Python, a versatile and popular programming language, provides several powerful data structures to store and manipulate information. One such structure is the tuple. Unlike lists, tuples are immutable, meaning they cannot be modified after creation. This article aims to explore the concept of tuple input in Python, highlighting its unique properties, discussing various input techniques, and providing practical examples to help you harness the full potential of tuples in your Python programs.
In Python, a tuple is an ordered collection of elements enclosed within parentheses and separated by commas. Tuples can store a mix of data types, such as numbers, strings, or even other tuples. Their immutability makes them suitable for representing fixed data or items that should not be changed. Tuples are commonly used for function return values, multiple variable assignments, and dictionary keys, offering a versatile and efficient way to manage related data.

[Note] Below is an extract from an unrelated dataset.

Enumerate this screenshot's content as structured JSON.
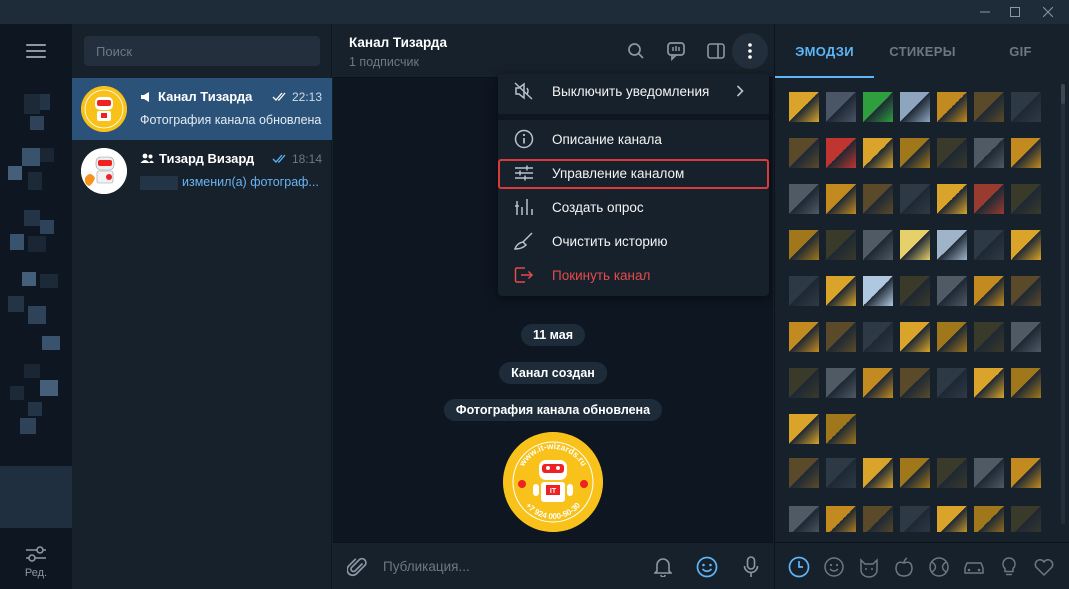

Different Approaches for Tuple Input
There are various techniques to input tuples in Python, depending on the specific requirements of your program. Let’s explore some of the commonly used approaches
Direct Tuple Assignment
You can assign values to a tuple directly by enclosing the values in parentheses, separated by commas. For example
my_tuple = (1, 2, 3)
Tuple Packing and Unpacking
Tuple packing involves combining multiple values into a single tuple. Unpacking, on the other hand, allows you to assign values from a tuple to individual variables. Here’s an example
my_tuple = 1, 2, 3
a, b, c = my_tuple
By using the concatenation operator (+), you can combine two or more tuples into a single tuple. For instance
tuple1 = (1, 2)
tuple2 = (3, 4)
concatenated_tuple = tuple1 + tuple2
Similar to list comprehension, tuple comprehension allows you to create tuples based on an iterative process. Here’s an example
my_tuple = tuple(i for i in range(5))
Let’s explore some practical examples to illustrate the various tuple input techniques
Accepting Tuple Input from the User
You can prompt the user to enter a tuple using the `input()` function and convert it to a tuple using the `split()` method. For instance
user_input = input(“Enter values separated by commas: “)
my_tuple = tuple(user_input.split(“,”))
Returning Tuples from Functions
Functions can return tuples as multiple values. For example, a function to calculate the perimeter and area of a rectangle could return a tuple
def calculate_rectangle(width, height):
perimeter = 2 * (width + height)
area = width * height
return perimeter, area
rect_perimeter, rect_area = calculate_rectangle(5, 8)
Frequently Asked Questions
How to use tuples in Python?
A tuple is created by placing all the items (elements) inside parentheses () , separated by commas. The parentheses are optional, however, it is a good practice to use them. A tuple can have any number of items and they may be of different types (integer, float, list, string, etc.).
Where do we use tuples?
Tuples are used to store multiple items in a single variable. Tuple is one of 4 built-in data types in Python used to store collections of data, the other 3 are List, Set, and Dictionary, all with different qualities and usage. A tuple is a collection which is ordered and unchangeable.
Tuples are a powerful data structure in Python, offering immutability and efficient storage for related information. This article discussed different techniques for inputting tuples, including direct assignment, packing and unpacking, concatenation, and comprehension. By mastering these techniques, you can effectively utilise tuples in various scenarios, such as user input handling, multiple value return from functions, or any situation where immutable data structures are needed. Embrace the flexibility and elegance of tuples to enhance your Python programming skills.